### The task:
You are asked to filter the data below and copy every line holding "cloudcosts".

Stored items from a collection:
════════════════
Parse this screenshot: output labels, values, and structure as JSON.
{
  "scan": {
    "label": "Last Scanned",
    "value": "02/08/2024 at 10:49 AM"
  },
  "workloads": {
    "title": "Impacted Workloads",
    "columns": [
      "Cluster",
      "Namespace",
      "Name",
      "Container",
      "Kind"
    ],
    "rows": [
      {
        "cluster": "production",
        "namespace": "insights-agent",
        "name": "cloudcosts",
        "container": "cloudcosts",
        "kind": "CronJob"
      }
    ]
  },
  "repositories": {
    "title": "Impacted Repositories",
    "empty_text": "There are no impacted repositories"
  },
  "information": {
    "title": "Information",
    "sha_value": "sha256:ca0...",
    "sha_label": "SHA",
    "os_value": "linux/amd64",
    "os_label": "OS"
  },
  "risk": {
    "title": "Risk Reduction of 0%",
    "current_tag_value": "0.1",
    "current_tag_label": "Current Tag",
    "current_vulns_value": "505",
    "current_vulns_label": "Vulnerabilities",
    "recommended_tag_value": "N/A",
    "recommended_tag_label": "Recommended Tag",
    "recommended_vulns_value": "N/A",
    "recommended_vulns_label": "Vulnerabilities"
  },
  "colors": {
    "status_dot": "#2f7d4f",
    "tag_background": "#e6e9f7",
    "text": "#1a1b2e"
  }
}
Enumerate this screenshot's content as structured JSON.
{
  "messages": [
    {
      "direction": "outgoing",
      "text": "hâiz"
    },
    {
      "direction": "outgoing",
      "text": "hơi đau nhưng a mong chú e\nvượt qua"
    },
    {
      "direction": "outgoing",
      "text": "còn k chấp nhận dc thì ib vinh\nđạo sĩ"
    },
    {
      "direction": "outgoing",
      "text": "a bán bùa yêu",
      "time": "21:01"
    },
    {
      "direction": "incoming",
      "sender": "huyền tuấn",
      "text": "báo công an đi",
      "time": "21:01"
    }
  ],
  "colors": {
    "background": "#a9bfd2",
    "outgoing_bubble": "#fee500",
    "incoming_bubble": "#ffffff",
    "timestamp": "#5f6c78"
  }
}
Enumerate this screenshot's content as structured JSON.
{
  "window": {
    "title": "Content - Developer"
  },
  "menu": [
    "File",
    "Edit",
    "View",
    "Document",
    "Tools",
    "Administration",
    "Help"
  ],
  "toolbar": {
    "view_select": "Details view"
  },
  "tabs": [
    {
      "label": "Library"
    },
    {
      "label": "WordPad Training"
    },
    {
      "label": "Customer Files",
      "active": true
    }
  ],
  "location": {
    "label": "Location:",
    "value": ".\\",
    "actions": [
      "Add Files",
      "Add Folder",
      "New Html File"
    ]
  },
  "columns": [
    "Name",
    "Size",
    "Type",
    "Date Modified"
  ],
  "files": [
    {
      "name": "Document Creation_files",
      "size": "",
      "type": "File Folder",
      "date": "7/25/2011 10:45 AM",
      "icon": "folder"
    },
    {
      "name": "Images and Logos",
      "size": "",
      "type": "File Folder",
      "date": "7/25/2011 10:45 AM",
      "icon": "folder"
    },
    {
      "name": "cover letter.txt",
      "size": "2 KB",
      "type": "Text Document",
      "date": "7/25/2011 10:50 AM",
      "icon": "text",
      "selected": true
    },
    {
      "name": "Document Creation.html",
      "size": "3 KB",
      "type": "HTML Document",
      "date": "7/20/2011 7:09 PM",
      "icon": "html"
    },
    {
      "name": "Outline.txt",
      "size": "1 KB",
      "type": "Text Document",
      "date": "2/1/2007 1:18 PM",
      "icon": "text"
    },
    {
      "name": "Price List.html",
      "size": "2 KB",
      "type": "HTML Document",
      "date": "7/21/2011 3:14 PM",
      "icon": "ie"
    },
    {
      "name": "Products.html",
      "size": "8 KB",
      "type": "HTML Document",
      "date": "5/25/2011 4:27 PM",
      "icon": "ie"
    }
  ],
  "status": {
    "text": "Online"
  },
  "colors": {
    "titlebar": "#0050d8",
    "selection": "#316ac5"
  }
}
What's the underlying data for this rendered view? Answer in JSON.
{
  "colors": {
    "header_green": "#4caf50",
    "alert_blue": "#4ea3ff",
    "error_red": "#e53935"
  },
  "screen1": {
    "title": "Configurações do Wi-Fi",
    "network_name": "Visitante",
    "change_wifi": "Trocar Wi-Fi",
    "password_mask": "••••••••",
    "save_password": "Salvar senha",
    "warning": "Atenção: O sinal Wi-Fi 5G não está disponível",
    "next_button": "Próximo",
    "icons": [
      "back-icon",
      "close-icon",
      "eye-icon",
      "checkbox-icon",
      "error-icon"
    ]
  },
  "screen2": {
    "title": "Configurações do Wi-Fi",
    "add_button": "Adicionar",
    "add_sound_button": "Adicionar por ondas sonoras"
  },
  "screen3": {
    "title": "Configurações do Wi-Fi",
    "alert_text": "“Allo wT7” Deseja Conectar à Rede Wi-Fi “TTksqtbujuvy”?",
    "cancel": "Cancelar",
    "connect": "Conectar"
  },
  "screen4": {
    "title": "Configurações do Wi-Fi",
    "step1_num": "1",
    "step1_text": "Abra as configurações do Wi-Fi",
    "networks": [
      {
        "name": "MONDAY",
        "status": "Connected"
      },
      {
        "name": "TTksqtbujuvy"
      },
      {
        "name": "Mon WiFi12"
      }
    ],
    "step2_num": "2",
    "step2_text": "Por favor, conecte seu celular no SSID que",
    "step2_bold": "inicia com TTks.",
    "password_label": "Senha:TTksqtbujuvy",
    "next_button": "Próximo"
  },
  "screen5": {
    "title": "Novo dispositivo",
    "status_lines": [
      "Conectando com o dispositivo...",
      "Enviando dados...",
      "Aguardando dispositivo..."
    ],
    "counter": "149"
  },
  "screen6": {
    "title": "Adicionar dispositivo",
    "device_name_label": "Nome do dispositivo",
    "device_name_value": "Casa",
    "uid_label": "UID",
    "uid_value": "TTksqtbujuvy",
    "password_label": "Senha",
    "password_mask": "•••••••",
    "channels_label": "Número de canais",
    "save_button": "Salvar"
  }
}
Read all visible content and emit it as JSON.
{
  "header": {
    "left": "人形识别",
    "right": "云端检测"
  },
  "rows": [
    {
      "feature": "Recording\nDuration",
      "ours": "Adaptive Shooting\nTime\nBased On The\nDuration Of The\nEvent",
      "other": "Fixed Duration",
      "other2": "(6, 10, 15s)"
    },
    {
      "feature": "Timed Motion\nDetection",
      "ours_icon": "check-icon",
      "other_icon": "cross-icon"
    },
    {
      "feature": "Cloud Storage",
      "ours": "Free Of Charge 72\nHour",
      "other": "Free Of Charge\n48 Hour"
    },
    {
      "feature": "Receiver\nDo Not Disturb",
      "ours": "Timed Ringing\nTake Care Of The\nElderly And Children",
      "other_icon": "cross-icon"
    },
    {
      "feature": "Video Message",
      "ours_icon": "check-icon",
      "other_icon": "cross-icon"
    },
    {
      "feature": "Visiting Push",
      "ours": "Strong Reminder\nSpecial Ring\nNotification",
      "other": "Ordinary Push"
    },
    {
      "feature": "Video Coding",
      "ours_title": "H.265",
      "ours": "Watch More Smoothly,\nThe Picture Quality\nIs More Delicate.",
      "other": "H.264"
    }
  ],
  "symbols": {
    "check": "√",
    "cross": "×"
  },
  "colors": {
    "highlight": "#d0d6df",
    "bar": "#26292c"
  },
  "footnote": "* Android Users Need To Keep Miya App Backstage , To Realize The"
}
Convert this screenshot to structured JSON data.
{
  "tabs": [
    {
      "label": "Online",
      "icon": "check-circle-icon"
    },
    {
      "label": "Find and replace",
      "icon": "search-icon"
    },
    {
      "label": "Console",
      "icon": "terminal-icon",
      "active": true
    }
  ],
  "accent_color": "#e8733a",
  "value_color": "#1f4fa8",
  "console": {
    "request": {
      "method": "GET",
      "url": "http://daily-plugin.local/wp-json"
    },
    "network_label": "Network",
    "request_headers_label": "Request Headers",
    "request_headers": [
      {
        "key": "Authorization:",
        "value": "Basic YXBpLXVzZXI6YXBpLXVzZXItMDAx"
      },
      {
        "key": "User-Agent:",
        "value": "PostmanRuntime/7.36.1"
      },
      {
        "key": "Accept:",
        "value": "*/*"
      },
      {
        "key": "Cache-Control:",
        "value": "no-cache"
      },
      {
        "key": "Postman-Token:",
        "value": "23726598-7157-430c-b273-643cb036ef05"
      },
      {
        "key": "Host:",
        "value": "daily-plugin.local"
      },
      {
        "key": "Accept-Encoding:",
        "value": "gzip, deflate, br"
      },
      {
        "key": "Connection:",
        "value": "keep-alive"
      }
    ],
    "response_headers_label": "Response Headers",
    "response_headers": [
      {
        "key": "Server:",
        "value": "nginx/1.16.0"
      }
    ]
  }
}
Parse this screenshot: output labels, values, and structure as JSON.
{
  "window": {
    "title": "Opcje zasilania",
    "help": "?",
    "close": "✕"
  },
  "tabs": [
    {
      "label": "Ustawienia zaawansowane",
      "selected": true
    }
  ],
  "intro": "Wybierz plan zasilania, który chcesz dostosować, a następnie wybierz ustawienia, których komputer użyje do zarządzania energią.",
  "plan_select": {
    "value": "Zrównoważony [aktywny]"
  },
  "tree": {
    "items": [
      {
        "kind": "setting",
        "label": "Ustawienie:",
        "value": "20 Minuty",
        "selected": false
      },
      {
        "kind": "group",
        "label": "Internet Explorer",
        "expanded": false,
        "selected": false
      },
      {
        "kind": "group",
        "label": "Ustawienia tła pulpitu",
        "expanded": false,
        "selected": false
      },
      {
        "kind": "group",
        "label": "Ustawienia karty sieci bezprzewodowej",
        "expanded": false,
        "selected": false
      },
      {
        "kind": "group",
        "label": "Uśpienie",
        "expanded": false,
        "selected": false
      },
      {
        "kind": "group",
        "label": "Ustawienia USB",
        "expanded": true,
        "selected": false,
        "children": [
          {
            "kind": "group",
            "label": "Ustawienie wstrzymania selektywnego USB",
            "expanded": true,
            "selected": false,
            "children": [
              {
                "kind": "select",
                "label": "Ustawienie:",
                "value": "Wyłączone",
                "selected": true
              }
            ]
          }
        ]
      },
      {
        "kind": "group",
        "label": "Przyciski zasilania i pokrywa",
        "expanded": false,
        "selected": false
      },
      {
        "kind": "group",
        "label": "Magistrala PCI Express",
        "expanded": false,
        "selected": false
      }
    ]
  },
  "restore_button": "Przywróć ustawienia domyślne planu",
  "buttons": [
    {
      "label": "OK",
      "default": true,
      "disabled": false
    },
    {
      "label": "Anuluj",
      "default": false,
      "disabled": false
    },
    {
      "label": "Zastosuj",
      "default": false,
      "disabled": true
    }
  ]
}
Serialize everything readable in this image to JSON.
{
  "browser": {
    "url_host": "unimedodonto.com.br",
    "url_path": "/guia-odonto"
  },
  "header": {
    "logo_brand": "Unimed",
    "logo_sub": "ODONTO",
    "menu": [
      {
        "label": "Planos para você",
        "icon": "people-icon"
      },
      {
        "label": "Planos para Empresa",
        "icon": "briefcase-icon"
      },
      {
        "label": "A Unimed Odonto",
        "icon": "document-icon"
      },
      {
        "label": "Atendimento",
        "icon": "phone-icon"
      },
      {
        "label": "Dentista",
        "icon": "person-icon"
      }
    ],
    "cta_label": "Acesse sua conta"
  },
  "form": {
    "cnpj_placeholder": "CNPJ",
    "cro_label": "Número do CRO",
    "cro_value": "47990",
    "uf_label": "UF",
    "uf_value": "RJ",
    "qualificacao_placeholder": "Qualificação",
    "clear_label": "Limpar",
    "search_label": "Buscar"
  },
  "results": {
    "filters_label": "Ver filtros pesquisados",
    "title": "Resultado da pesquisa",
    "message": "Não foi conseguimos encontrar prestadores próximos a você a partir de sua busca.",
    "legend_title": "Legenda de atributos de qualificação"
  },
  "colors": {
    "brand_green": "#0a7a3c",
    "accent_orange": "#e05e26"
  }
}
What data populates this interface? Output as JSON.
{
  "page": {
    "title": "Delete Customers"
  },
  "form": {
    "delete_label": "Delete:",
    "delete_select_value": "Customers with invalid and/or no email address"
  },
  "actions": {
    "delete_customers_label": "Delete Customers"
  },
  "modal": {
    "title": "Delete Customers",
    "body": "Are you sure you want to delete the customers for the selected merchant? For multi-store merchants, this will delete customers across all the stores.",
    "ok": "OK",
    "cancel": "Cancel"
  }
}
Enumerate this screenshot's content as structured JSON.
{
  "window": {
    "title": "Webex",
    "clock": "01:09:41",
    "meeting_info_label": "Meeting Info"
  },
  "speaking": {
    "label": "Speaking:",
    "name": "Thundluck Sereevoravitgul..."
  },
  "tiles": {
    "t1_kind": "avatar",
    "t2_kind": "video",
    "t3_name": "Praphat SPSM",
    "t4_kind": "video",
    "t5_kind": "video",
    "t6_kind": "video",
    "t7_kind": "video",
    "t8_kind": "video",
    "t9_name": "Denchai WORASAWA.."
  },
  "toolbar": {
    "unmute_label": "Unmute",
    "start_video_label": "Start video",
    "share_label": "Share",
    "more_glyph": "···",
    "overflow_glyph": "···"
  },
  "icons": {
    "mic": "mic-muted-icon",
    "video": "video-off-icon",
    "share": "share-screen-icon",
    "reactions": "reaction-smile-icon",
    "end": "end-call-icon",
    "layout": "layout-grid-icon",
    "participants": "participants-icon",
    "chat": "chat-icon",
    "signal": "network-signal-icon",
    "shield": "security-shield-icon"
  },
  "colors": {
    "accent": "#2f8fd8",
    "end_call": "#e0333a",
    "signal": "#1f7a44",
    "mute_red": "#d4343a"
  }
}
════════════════
### Reply to the exercise:
        "name": "cloudcosts",
        "container": "cloudcosts",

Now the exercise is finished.